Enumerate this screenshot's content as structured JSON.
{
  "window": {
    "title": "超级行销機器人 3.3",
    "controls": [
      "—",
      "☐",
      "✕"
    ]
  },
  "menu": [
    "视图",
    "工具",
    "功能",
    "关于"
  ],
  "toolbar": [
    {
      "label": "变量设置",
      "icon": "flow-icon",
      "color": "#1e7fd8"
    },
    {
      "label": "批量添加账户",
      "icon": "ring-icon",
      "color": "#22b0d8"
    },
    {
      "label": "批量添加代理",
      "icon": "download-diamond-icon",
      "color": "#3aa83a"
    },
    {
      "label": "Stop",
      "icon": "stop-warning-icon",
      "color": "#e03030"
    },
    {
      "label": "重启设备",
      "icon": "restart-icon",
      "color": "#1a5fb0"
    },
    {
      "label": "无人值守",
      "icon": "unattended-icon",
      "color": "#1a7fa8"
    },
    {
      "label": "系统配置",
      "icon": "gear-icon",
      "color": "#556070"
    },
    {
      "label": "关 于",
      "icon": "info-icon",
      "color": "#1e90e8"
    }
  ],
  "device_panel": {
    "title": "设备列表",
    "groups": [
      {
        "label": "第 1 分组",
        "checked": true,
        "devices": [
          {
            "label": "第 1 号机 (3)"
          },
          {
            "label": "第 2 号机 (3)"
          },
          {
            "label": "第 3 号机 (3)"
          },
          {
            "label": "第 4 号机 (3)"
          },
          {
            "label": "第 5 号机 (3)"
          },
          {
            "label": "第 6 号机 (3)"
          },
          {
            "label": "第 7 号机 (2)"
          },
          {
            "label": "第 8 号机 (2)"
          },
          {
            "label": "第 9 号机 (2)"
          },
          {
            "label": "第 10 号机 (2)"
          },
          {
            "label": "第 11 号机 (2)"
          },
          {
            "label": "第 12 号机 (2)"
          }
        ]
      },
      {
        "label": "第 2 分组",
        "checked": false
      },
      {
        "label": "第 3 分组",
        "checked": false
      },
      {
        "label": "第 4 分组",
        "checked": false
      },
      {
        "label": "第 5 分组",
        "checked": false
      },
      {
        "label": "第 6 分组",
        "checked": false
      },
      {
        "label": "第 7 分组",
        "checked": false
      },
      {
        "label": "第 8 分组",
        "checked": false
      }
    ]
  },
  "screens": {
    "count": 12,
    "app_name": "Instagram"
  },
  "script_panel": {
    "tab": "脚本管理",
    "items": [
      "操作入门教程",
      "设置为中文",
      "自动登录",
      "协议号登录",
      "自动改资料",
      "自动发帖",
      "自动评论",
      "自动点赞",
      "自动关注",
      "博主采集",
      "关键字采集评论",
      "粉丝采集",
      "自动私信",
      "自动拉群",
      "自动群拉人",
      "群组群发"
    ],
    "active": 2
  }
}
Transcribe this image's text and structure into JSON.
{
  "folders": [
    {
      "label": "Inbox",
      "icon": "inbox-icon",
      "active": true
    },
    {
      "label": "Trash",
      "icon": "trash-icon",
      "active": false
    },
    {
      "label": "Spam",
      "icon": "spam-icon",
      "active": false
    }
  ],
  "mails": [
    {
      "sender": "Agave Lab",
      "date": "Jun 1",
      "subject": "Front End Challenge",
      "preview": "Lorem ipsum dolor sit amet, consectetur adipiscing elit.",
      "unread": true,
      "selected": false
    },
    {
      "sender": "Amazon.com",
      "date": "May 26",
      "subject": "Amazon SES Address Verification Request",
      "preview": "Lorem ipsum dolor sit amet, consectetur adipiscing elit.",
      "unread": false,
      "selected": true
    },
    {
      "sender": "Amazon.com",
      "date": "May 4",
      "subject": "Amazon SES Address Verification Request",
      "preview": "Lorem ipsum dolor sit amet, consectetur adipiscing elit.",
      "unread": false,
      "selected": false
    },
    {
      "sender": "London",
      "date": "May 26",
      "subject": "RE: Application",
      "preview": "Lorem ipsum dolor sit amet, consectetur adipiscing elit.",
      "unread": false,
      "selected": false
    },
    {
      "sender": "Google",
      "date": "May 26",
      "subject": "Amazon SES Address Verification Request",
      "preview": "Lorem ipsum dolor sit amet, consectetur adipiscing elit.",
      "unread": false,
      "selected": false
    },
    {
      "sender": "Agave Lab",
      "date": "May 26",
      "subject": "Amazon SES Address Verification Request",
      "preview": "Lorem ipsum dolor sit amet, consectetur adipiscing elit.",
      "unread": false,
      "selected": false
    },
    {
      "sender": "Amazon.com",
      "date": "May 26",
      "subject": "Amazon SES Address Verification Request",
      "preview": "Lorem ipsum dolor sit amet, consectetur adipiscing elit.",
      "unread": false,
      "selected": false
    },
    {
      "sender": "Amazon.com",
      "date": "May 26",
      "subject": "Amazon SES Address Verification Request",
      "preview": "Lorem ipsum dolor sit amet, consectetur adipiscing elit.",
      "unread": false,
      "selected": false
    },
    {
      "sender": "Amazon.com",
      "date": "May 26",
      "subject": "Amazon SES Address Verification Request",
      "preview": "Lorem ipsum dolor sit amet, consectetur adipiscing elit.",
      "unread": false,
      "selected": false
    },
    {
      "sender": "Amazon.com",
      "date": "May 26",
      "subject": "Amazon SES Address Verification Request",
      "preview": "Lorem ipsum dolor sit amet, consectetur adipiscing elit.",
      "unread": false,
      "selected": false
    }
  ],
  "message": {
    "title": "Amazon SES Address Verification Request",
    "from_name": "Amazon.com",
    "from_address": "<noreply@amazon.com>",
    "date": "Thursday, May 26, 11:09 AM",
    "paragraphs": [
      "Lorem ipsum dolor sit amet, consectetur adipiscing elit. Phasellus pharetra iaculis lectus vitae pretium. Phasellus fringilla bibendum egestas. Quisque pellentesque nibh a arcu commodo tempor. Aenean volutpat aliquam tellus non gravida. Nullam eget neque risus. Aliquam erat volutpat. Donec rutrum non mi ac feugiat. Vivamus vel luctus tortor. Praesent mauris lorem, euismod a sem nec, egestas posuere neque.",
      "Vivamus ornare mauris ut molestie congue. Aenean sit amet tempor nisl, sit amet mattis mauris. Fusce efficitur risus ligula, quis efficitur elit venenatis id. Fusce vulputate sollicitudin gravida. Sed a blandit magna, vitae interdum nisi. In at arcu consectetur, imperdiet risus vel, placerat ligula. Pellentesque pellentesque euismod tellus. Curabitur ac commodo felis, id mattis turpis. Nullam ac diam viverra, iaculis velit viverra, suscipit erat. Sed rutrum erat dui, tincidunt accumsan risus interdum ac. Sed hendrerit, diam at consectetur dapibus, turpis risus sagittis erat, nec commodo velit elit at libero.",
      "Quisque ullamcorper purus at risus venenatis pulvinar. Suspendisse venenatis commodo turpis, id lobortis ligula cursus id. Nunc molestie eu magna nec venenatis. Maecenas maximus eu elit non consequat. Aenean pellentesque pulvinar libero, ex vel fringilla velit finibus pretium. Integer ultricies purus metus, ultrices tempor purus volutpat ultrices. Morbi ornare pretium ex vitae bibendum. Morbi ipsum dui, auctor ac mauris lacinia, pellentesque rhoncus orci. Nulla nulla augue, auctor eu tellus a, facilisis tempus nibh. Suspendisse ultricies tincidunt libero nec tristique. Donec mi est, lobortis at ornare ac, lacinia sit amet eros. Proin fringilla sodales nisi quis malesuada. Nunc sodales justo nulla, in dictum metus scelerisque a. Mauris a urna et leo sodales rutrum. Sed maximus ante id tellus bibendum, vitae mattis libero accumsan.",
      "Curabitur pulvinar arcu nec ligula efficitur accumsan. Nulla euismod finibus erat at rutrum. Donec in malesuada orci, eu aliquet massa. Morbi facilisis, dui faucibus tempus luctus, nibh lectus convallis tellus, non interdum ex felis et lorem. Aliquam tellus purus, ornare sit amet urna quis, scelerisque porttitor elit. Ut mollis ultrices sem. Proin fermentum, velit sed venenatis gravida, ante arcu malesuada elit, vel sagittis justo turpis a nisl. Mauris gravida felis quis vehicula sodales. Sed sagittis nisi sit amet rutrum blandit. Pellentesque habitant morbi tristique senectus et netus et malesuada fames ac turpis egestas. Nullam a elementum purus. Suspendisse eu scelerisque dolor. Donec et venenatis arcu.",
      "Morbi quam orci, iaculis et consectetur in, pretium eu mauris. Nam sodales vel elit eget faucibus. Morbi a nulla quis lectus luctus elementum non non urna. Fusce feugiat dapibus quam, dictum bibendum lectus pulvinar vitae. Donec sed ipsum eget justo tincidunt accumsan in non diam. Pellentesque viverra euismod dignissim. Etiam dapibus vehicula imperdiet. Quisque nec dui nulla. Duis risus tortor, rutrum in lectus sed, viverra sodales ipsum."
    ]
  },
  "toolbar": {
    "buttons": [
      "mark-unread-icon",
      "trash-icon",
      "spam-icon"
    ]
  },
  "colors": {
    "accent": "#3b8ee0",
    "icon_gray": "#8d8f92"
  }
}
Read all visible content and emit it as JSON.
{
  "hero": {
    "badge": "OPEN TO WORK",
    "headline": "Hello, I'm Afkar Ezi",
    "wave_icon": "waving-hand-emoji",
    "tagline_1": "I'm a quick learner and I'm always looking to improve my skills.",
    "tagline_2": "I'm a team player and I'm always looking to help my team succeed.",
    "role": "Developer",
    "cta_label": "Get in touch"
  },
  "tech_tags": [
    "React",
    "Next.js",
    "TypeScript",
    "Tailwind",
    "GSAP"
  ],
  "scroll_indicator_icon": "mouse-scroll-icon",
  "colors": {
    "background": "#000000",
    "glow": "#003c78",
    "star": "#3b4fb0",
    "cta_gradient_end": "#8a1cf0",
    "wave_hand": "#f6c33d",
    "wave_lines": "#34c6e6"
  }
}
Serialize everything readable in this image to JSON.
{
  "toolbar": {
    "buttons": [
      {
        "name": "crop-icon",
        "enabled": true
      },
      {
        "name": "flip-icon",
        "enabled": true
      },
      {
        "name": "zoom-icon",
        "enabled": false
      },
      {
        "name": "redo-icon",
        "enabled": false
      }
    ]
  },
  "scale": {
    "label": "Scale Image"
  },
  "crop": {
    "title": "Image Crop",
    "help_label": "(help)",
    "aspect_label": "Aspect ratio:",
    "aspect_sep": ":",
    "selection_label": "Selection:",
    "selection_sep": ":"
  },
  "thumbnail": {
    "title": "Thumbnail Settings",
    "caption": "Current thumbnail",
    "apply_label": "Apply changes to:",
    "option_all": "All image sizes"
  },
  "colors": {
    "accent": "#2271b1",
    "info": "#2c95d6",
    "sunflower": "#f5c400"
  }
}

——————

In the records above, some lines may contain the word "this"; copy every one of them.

Enumerate this screenshot's content as structured JSON.
Transcribe this image's text and structure into JSON.
Serialize everything readable in this image to JSON.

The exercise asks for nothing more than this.